That’s kinda my point, no tantrum, no whining, he understands what he read (sugars end in ose most of the time– he calls them sneaky sugars, & he’s right) and why that was too much. He is seven and knows that an occasional cookie or whatever is fine, but not for breakfast. He asks for help, cause he’s seven, but he has been given the tools to figure it out himself. Now am I telling you he doesn’t pick up the box of Froot Loops “Just to check”, like maybe that sugary, food dyed, candy masquerading as breakfast got all healthy on us since last Saturday? (it hasn’t) He is seven, after all, he also buys in to the marketing schemes, which brings us full circle. He gets confused, “but it says whole-grains. Those are good, right?” or “They said balanced breakfast. Aren’t we supposed to eat balanced all day?” and so on. This does not, however make me mad at the commercial, it’s an opportunity to teach him how to understand what they are and aren’t saying. To teach him what the hell all of those health food catch phrases really mean. I found a great article here that lists the biggies and explains them really well. He can learn it, not cause his mom is some sort of super smart nutrition guru, or because he’s so exceptionally bright (no that he’s not a smart kid, calm down), he learned just like his SN brother and his sister did (and continue to do so) I take the time to learn the facts and then to teach them. Going to the grocery store is something that becomes a hugely important learning tool. I know I learn better by doing, my kids do too. If you would like some handy resources check out the links I have attached below.
So go shopping with the kids, drag them into the kitchen for a lesson in meal planning or just a lesson in what all that stuff on the box means.
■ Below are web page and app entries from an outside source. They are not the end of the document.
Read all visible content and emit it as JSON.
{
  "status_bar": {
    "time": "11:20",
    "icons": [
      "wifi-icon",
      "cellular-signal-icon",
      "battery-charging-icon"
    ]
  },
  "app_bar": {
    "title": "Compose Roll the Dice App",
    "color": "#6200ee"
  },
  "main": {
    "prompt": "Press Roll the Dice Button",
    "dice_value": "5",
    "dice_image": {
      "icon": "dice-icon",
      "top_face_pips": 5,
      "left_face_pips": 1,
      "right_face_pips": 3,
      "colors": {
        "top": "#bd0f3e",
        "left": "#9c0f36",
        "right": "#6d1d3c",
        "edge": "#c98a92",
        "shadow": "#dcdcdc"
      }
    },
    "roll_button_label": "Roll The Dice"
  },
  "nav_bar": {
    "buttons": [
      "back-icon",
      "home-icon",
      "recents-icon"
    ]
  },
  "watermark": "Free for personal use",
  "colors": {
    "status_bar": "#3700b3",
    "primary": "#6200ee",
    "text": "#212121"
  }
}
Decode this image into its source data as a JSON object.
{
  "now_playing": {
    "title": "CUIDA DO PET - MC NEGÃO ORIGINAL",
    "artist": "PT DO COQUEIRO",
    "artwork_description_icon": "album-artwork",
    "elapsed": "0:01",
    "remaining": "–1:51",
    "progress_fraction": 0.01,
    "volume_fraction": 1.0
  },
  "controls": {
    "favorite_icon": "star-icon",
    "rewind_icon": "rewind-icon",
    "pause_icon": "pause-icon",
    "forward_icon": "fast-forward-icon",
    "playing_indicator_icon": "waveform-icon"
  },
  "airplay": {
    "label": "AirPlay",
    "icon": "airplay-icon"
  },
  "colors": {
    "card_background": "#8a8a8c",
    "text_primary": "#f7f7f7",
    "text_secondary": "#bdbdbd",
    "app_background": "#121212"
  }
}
As always, talk to your doctor, do the research, and don’t blindly follow this week’s trends with your kid’s bodies.
*A note of warning: Following this advise can have the side effect of your children being VERY judgey when they catch you eating out of your junk food stash at 11pm when you think they are asleep. (don’t act all innocent, like I’m the only one) 😉 *